2.4.1 Need for selection of the right gasifier for each fuel 2.4.2 Energy content of the fuel 2.4.3 Moisture content of the fuel 2.4.4 Volatile matter content of the fuel 2.4.5 Ash content and ash chemical composition 2.4.6 Reactivity of the fuel 2.4.7 Particle size and size distribution 2.4.8 Bulk density of the fuel 2.4.9 Charring properties of the fuel 2.4.10 Assessment of the suitability of various types of biomass as gasifier fuel 2.4.1 Need for selection of the right gasifier for each fuel

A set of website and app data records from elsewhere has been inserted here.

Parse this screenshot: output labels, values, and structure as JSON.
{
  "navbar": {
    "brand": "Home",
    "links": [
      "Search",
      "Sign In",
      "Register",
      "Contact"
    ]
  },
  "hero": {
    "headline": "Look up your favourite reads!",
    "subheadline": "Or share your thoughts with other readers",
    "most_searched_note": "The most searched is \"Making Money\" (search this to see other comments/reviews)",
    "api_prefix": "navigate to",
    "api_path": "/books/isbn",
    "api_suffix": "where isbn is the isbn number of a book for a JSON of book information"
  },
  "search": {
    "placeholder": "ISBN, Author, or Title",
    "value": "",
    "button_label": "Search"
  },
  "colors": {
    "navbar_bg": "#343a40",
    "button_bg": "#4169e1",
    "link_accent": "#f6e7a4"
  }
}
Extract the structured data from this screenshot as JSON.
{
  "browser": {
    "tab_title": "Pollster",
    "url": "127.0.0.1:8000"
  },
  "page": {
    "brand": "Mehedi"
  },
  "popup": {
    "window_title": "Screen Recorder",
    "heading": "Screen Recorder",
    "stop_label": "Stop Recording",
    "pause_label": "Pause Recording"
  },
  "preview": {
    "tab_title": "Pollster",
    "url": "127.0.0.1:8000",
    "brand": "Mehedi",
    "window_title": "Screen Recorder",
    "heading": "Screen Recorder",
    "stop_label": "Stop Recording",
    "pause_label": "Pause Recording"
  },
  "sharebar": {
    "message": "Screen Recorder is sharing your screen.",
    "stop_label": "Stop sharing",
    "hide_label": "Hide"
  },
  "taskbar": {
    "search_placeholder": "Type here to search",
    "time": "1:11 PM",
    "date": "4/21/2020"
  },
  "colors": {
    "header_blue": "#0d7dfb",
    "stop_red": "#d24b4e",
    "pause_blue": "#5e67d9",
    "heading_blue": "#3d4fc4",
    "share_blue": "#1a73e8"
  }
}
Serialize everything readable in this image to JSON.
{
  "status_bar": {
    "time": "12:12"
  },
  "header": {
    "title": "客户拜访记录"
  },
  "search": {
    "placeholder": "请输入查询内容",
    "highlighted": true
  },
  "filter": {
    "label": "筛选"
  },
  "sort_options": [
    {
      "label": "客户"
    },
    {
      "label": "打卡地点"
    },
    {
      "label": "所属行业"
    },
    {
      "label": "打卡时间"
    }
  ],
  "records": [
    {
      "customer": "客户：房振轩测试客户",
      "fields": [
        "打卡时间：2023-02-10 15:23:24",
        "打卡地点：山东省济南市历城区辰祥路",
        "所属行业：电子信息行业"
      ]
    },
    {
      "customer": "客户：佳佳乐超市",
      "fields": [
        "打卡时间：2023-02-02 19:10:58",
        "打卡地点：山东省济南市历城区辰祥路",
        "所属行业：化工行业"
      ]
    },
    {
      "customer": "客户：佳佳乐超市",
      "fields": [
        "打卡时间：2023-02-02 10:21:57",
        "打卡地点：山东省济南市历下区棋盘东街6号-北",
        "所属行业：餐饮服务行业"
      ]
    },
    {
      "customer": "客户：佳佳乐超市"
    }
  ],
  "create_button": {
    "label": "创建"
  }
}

Gasification is a thermo-chemical process in which carbonaceous (carbon-rich) feedstocks such as coal, petro-coke or biomass are converted into a gas consisting of hydrogen and carbon monoxide (and lesser amounts of carbon dioxide and other trace gases) under oxygen depleted, high pressure, high-heat and/or steam conditions. The resulting gaseous compound is called Syngas . Carried out under proper conditions, gasification is an efficient energy extracting process that can return double benefits as a waste stream disposal system.
Water Benefits Accounting considers the different ways in which we value water.
Feb. 18, 2010 — A five-year research project has come up with a way of generating green energy from a humble everyday grass.
NPR has a good, quick introduction to switch grass, which snuck its way into this week's State of the Union address as an example of a new energy technology available to help replace oil imports.
Ethanol made from a prairie grass shows promise as a viable fuel that could be much more environmentally friendly and energy-efficient than corn ethanol, a new study says. Ethanol is often touted as a cleaner-burning gasoline alternative that lessens dependence on oil. ( Get the basics on greenhouse gases and global warming. ) But a key criticism of the biofuel is that large amounts of fossil fuels are required to farm and refine it.
Energy & Sustainability :: Greenwire :: November 25, 2009 :: :: Email :: Print Could seaweed farming prove a boon for biofuels?
Turning seaweed into a fuel source could help ease competition on land for growing crops.
Pilot seaweed and algae farms are needed to assess Scotland's marine biomass potential, experts have urged. The recommendation comes in a report on using biomass for heating and fuel while avoiding the use of valuable agricultural land. Scientists want to see pilot farms and research into the most energy-rich types of seaweed.
A tanker carrying liquefied natural gas that was made from harvesting the naturally occurring gas produced from the decomposition of organic trash.
Demand grows for natural gas waste hauling The sudden rise in the cost of gasoline and diesel fuel has sent shockwaves throughout the American economy.